The concern about reliance on imports continued following WW2 and peat harvested in the Midlands was used to fuel a power station at Portalington built in 1950. In 1956, a coal-fired generation station was built at Arigna in Co Leitrim, fuelled by indigenous coal. Between 1950 and 1967, sod peat and milled peat stations were built. These included a number in the western part of Ireland to support a peat industry there. (Ireland 2050, online)
As with many other countries, an energy security issue hit Ireland in 1956 when President Nassar of Egypt nationalised the Suez Canal that had been owned by mainly British and French shareholders. It caused a significant military and political crisis. One side effect was the rationing of petrol in Europe as exports of oil from the Middle East could not get through the blocked canal. Further geo-political events occurred in 1973 and 1979 leading to rises in oil prices and reduced production. However, such crises did lead to interest in indigenous sources of power and additional peat-fired power stations were constructed. Of the ten built, Bellacorick, Lanesborough, Portarlington, Shannonbridge, Ferbane, Rhode and Portarlington, have closed and three remain, Edenderry, Lough Ree and West Offaly. The economies of Offaly and have been affected by these closures and are receiving government support (Irish Times, November 4th 2021)
Gas was found off the west coast of Ireland in the late 1990. Gas Networks Ireland reported in its 2023 Summer Outlook that in the summer period 2022, indigenous gas supplies made up 26% of Ireland’ supply. At the Dail Eireann Debate on 29th June this year, the Minister for Enterprise, Trade and Employment confirmed that natural gas would continue to play a role in energy in the medium term as the transition to renewable energy is made.

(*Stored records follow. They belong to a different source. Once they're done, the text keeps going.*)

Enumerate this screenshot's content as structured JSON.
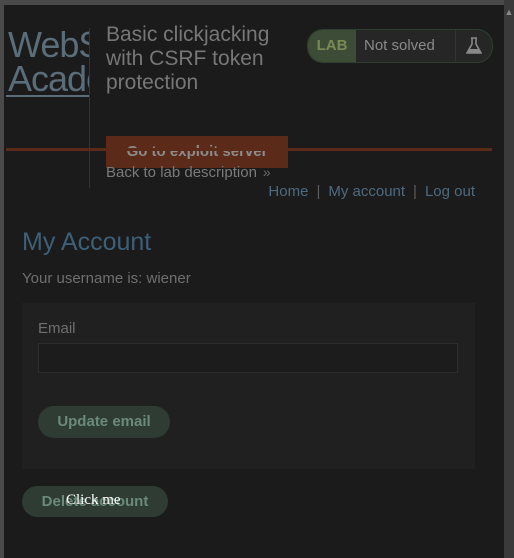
{
  "header": {
    "logo_line1": "WebS",
    "logo_line2": "Acade",
    "lab_title": "Basic clickjacking with CSRF token protection",
    "exploit_button": "Go to exploit server",
    "back_link": "Back to lab description",
    "back_chevron": "»",
    "lab_badge": {
      "label": "LAB",
      "status": "Not solved",
      "icon": "flask-icon"
    }
  },
  "nav": {
    "home": "Home",
    "separator": "|",
    "my_account": "My account",
    "log_out": "Log out"
  },
  "main": {
    "title": "My Account",
    "username_text": "Your username is: wiener",
    "email_label": "Email",
    "email_value": "",
    "update_button": "Update email",
    "delete_button": "Delete account"
  },
  "overlay": {
    "click_me": "Click me"
  },
  "colors": {
    "background": "#1b1b1b",
    "accent_orange": "#5c2a18",
    "link_blue": "#4e6a7f",
    "button_green": "#2e3c34"
  }
}
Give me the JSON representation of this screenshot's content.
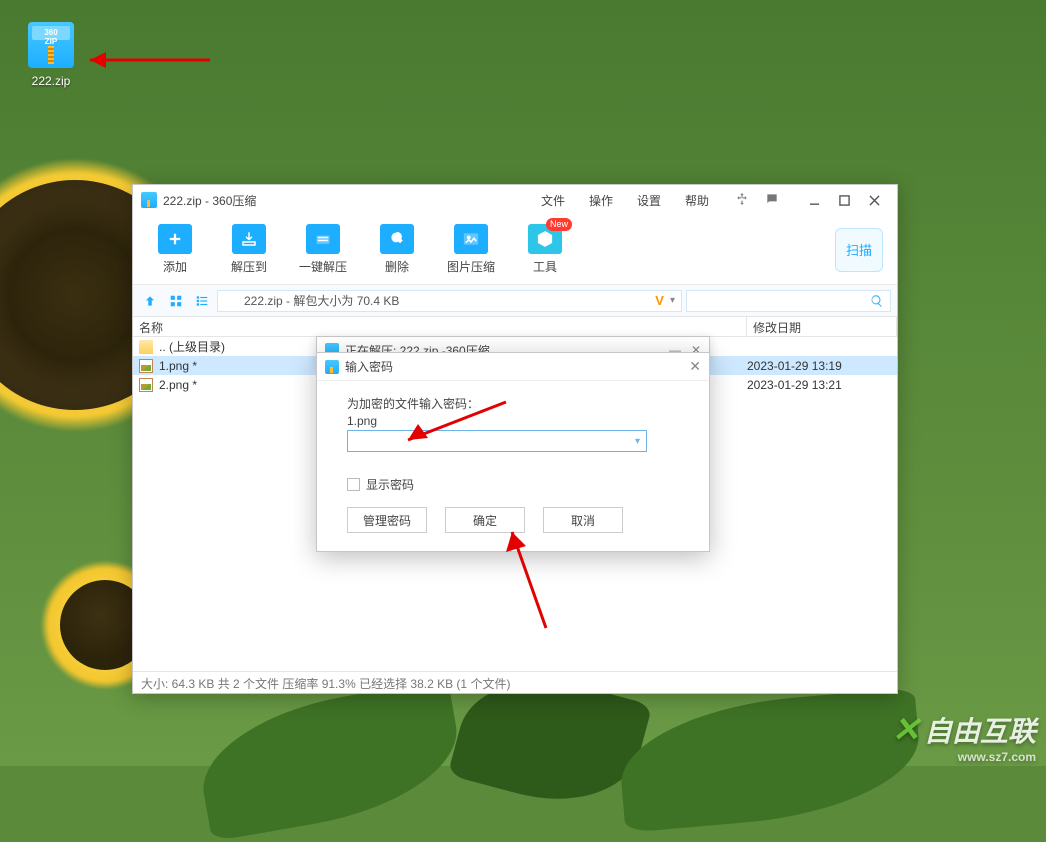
{
  "desktop": {
    "icon_label": "222.zip"
  },
  "main": {
    "title": "222.zip - 360压缩",
    "menu": {
      "file": "文件",
      "action": "操作",
      "settings": "设置",
      "help": "帮助"
    },
    "toolbar": {
      "add": "添加",
      "extract_to": "解压到",
      "one_click": "一键解压",
      "delete": "删除",
      "image_compress": "图片压缩",
      "tools": "工具",
      "tools_badge": "New",
      "scan": "扫描"
    },
    "path": "222.zip - 解包大小为 70.4 KB",
    "path_v": "V",
    "columns": {
      "name": "名称",
      "date": "修改日期"
    },
    "rows": {
      "up": ".. (上级目录)",
      "r1_name": "1.png *",
      "r1_date": "2023-01-29 13:19",
      "r2_name": "2.png *",
      "r2_date": "2023-01-29 13:21"
    },
    "status": "大小: 64.3 KB 共 2 个文件 压缩率 91.3% 已经选择 38.2 KB (1 个文件)"
  },
  "extract": {
    "title": "正在解压: 222.zip -360压缩"
  },
  "pwd": {
    "title": "输入密码",
    "prompt": "为加密的文件输入密码：",
    "filename": "1.png",
    "show_password": "显示密码",
    "btn_manage": "管理密码",
    "btn_ok": "确定",
    "btn_cancel": "取消"
  },
  "watermark": {
    "main": "自由互联",
    "sub": "www.sz7.com"
  }
}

Data from Eurostat, an official website of the European Union identified that in 2022 Ireland emitted 13 tonnes of greenhouse gases per person each year, the third-highest in the European Union. Clearly significant changes need to be made if Ireland is to reach the country’s target to halve emissions in the transport sector by 2030. The OECD document Redesigning Ireland’s Transport for Net Zero (2022) states that Current mobility patterns in Ireland are incompatible with the country’s target to halve emissions in the transport sector by 2030. While important, electrification and fuel efficiency improvements in vehicles are insufficient to meet Ireland’s ambitious target: large behavioural change in the direction of sustainable modes and travel reductions are needed. Such changes will only be possible if policies can shift Irish transport systems away from car dependency.
In rural counties like Offaly, moving away from the car presents particular challenges with limited alternative transport. The Offaly County Council Sustainable Transport Strategy acknowledges these concerns with plans to develop the current rail and bus services. Tow paths along the canals are being repurposed as Greenways to enable walking and cycling routes to be made more accessible. The Renewable Energy Hub has been founded by the management of Birr Technology Centre to create a cluster of local and international renewable energy companies located at the centre. The hub is in the centre´s Enterprise Building which is receiving a deep energy retrofit and is being upgraded to renewable sources of energy. (Offaly Independent, 11 August 2023)
As stated by the OECD report, new initiatives will require behavioural change. However, research by Aviva (June 2021) identified that most Irish people are concerned about climate change and are willing to do more, but are looking for definitive guidance from Government in the form of clearer rules. This is clearly a good indicator of how transport can make the transition to sustainability successfully.
Sylvia Turner, September 2023